The story of the movement of peoples given here does not attempt to keep separate these many different strands. It merely records the fascinating sequence of who has moved where and when and why.
Semitic tribes: from 3000 BC
When prehistory shades into history, in the Middle East, there has already occurred the first identifiable movement of a group of tribes linked by their language – the Semitic tribes.
Probably originating in southern Arabia, Semitic people have spread by 3000 BC along the desert caravan routes, up through Sinai and into the Syrian desert. Five hundred years later they are an integral part of the culture of Mesopotamia, where there is a great Semitic dynasty as early as 2350 BC. Semitic tribes are the first to bring civilization to the coastal strip of Palestine and Phoenicia.
Indo-Europeans: from 2000 BC
The next great identifiable movement of a large number of tribes, using related languages, is that of the Indo-Europeans. By about 2000 BC tribes of this linguistic family are living as nomadic herdsmen in the steppes which stretch from the Ukraine eastwards, to the regions north of the Black Sea and the Caspian.
Over the coming centuries some of these tribes move south and west into more appealing areas – occasionally in a process akin to open warfare, and invariably no doubt with violence. But the development is much more gradual than our modern notion of an invading force.
India-Europeans in Asia: from 1800 BC
In Asia the first significant movement of this kind is by the Hittites, who establish themselves in Anatolia.
Subsequently the Medes and the Persians become the dominant tribes on the Iranian plateau. These Indo-Iranians are related in language and culture to the Aryans who move down into India, profoundly influencing the subcontinent. Their tribal religion contributes largely to Zoroastrianism in Persia and Hinduism in India.
At a much later date, one of the Indo-European tribal groups in India makes a further move south. They are the Sinhalese. They settle in Sri Lanka, probably in the 6th century BC.
In doing so, they isolate themselves from the Indo-Europeans of north India, for they move to the south of a different linguistic group – the Dravidians, whose origin is unknown but whose language has no links with Indo-European. After another lengthy gap, in about the 11th century AD, members of the largest Dravidian community, the Tamils, move into Sri Lanka from southern India and settle in the north of the island.
Indo-Europeans in Europe: from 1800 BC
In Europe the first Indo-European tribes to make significant inroads are the Greeks. They move south into Greece and the Aegean from the 18th century BC.

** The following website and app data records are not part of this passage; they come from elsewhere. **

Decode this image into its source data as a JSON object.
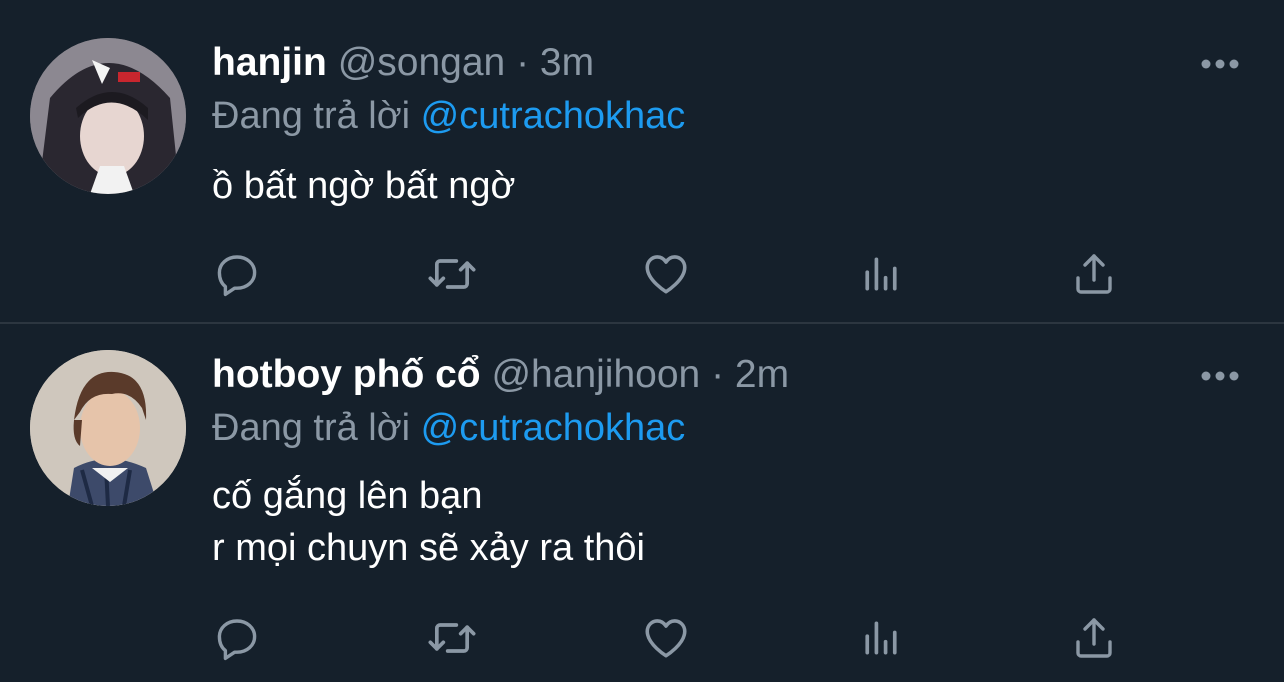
{
  "tweets": [
    {
      "display_name": "hanjin",
      "handle": "@songan",
      "separator": "·",
      "time": "3m",
      "reply_prefix": "Đang trả lời",
      "reply_to": "@cutrachokhac",
      "body_lines": [
        "ồ bất ngờ bất ngờ"
      ]
    },
    {
      "display_name": "hotboy phố cổ",
      "handle": "@hanjihoon",
      "separator": "·",
      "time": "2m",
      "reply_prefix": "Đang trả lời",
      "reply_to": "@cutrachokhac",
      "body_lines": [
        "cố gắng lên bạn",
        "r mọi chuyn sẽ xảy ra thôi"
      ]
    }
  ],
  "icons": {
    "more": "more-horizontal-icon",
    "reply": "reply-icon",
    "retweet": "retweet-icon",
    "like": "heart-icon",
    "stats": "analytics-icon",
    "share": "share-icon"
  },
  "colors": {
    "background": "#15202b",
    "text": "#ffffff",
    "secondary": "#8b98a5",
    "mention": "#1d9bf0"
  }
}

Gradually other tribes speaking Indo-European languages spread throughout Europe. From an early date Germans are established in Denmark and southern Sweden. Balts settle along the southern and eastern coast of the Baltic Sea. Tribes using an Italic group of languages descend into Italy. Across the centre of Europe the Celts move gradually west through Germany into France, northern Spain and Britain.
Another wave of migrating Indo-European peoples follows on behind, pressing westwards from Asia. The Slavs move into the region of Poland and western Russia, between the Vistula and Dnieper rivers. The Scythians establish themselves in the area to the north of the Black Sea.
Any map will oversimplify patterns of tribal migration, for it must attempt to separate groups which in reality intermingle and overlap. If there is not too much pressure on the available territory, different tribes often coexist within a region. Even so, in broad terms, the tribes mentioned here from the great majority of Europeans at the time when Greece and Rome dominate the Mediterranean region.